By NASSER CARIMIA
TEHRAN, Iran (AP) – A passenger train traveling through eastern Iran struck an excavator before dawn Wednesday and derailed nearly half of its cars, killing at least 21 people and injuring another 47, officials said.
The train derailment near the desert city of Tabas was the latest disaster to hit the Islamic Republic in recent weeks as Tehran struggles under US sanctions and a return to its nuclear deal with world powers remains in doubt.
The train of the state-run Islamic Republic Railway was carrying some 350 people en route from Tabas, some 550 kilometers (340 miles) southeast of Tehran, to the city of Yazd. The route had started as an overnight train from the holy city of Mashhad in Iran.
Based on post-crash footage, it appeared that the train’s locomotive passed the backhoe and that the later cars somehow hit the backhoe and caused the derailment, although authorities did not immediately explain how the disaster occurred in the rural undergrowth at a railway bridge.
“Passengers bounced in the car like balls in the air,” an unnamed injured passenger told Iranian state television.
The state-run IRNA news agency gave the victims figures, citing emergency services.
Rescue teams with ambulances and helicopters arrived in the remote area where communication is poor. More than a dozen people suffered critical injuries, some of whom were taken to local hospitals, officials said.
Aerial footage of the desert site of the disaster showed train cars by their side as some rescuers ran to the scene as they tried to tend to the injured.
State television later broadcast images of a hospital where the injured were being treated. One of the injured told the broadcaster that they felt the train suddenly brake before the derailment and then slowed down.
The incident happened about 50 kilometers (30 miles) outside Tabas.
The crash is under investigation, according to the report. Early reports said the train had collided with an excavator near the track, although it was not immediately clear why an excavator would have been close to the track in the dark. An official suggests it could be part of a repair project.
Iranian President Ebrahim Raisi expressed his condolences for the crash and announced that an investigation would be launched into its causes.
Iran’s worst train disaster occurred in 2004, when a runaway train loaded with gasoline, fertilizer, sulfur and cotton crashed near the historic city of Neyshabur, killing around 320 people, injuring 460 others and damaging five villages. . In 2016, a train collision in northern Iran killed at least 43 people and injured about 100.

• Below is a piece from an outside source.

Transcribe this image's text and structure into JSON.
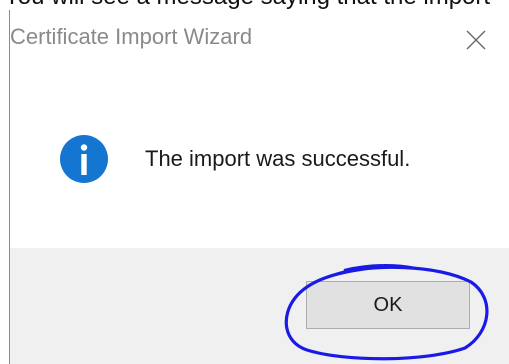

Iran has some 14,000 kilometers (8,700 miles) of rail lines through a country about two and a half times the size of Texas. The rail system transports both people and goods across the country, especially in rural areas.
Iran also has some 17,000 deaths annually on its highways, one of the world’s worst road safety records. The high toll is attributed to widespread disregard for traffic rules, unsafe vehicles and insufficient emergency services.
Iran, already under US sanctions over its failed nuclear deal, is mourning the deaths of at least 41 people killed in a building collapse in the southwestern part of the country.